Nokia (NOK) said Thursday its third-quarter revenue and profits would be better than expected, citing an increase in mobile phone sales. The news pushed its shares up nearly 6.5 percent in trading.

The world's biggest cell phone maker predicted that for the quarter ending Sept. 30, earnings per share would be between 13-16 cents, compared with a previous estimates of 10-12 cents a share.

Based on sales during July and August, Nokia also said its revenue for the period would likely be $8.3 billion to $8.4 billion. In July, the company predicted its sales wouldn't top $8.2 billion for the third quarter.

The company also unveiled three new models from its fashion collection of handsets, all inspired by 1920s art deco styling and design.

The company said the collection, featuring the Nokia 7280, Nokia 7270 and Nokia 7260, blends old-world art deco styling with an edgy, modern day twist.

The company said the Nokia 7280 features a VGA camera and an active slide to answer or end calls with a flick of a wrist.

With the help of Nokia Collector (search), users can transfer photos, ring tones, wallpapers, music and videos from the Nokia 7280 to and from a Mac.

The Nokia 7270 also includes a VGA camera, a converter application, FM radio and fashion headset. Nokia said the Nokia 7260 includes features such as tri-band capabilities and a VGA camera.

But the company warned that its third-quarter network sales would likely slip. Nokia, based in Espoo, just outside the capital, Helsinki, will release its third-quarter results Oct. 14.

Shares of Nokia were up 7.32 percent to $13.64 in trading on the New York Stock Exchange (search).

"The global mobile device market has continued its strong volume growth in the third quarter 2004, and Nokia expects healthy sequential volume growth in its mobile device sales," the company said

"The company has been able to deliver mobile devices in higher volumes than previously estimated despite industrywide tightness in some components," it said, but added that it had also dropped handset prices to increase sales.

Nokia, the bellwether of the mobile phone trade, sells more than twice as many phones as its leading rival, the U.S. company Motorola (MOT). However, it has recently been losing ground to all other major cell phone makers.

Analysts have blamed Nokia for a lack of catchy designs and innovative new models — like the hugely popular folding "clamshell" models — and partnerships with operators.

Market researcher Gartner Inc. said in June that the Finnish company's global market share in mobile phones dropped to 28.9 percent in the first quarter of 2004 from 34.6 percent a year earlier.

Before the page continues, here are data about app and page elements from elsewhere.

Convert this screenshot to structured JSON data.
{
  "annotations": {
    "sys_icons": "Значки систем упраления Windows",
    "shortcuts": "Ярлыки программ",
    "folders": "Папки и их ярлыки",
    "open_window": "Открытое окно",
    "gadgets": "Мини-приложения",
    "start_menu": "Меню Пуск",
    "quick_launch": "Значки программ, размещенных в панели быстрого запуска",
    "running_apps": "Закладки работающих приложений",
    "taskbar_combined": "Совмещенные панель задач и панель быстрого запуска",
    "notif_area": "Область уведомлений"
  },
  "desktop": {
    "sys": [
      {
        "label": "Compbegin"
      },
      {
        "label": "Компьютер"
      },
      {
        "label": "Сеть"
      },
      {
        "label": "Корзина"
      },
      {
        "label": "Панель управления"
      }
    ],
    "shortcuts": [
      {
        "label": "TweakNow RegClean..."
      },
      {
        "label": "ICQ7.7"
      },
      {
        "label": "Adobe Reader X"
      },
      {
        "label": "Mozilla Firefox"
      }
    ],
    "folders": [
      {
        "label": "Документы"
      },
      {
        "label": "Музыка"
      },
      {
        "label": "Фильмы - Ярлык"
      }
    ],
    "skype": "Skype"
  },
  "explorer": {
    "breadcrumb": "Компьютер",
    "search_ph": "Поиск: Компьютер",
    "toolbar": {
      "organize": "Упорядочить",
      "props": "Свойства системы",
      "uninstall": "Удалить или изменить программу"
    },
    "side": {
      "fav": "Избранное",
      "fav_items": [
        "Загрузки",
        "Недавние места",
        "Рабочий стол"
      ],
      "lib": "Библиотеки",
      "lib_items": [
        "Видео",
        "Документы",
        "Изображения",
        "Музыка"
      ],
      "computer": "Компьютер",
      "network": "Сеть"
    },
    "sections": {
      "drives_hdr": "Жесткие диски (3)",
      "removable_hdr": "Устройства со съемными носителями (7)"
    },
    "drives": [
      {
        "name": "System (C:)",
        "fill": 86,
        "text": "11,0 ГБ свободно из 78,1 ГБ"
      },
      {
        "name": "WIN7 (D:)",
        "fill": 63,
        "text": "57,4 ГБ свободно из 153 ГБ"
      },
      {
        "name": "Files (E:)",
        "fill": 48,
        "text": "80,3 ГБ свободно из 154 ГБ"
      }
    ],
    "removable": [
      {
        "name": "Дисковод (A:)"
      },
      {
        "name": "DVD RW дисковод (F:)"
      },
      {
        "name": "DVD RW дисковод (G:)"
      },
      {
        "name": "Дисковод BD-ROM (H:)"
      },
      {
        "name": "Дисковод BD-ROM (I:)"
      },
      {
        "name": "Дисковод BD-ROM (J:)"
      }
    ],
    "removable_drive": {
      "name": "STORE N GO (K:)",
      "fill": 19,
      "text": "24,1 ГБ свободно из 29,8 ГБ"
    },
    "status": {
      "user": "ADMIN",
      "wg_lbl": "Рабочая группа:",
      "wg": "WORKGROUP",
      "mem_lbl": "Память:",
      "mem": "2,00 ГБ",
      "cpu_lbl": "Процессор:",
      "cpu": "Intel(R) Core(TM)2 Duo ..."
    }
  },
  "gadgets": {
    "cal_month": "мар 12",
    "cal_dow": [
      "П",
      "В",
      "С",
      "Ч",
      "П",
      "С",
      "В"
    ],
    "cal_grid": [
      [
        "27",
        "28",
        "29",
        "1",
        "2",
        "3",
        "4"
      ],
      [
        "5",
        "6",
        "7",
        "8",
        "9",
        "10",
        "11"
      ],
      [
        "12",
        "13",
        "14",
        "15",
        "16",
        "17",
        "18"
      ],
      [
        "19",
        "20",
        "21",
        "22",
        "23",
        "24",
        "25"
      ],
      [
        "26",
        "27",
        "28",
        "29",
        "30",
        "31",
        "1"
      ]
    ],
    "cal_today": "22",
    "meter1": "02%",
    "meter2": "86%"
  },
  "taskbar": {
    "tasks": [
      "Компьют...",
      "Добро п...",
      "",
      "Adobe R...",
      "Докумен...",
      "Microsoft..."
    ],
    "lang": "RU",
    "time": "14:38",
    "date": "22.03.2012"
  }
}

Last week, however, Gartner said Nokia sales had again picked up and that it reached 29.4 percent of the global market in the second quarter of the year.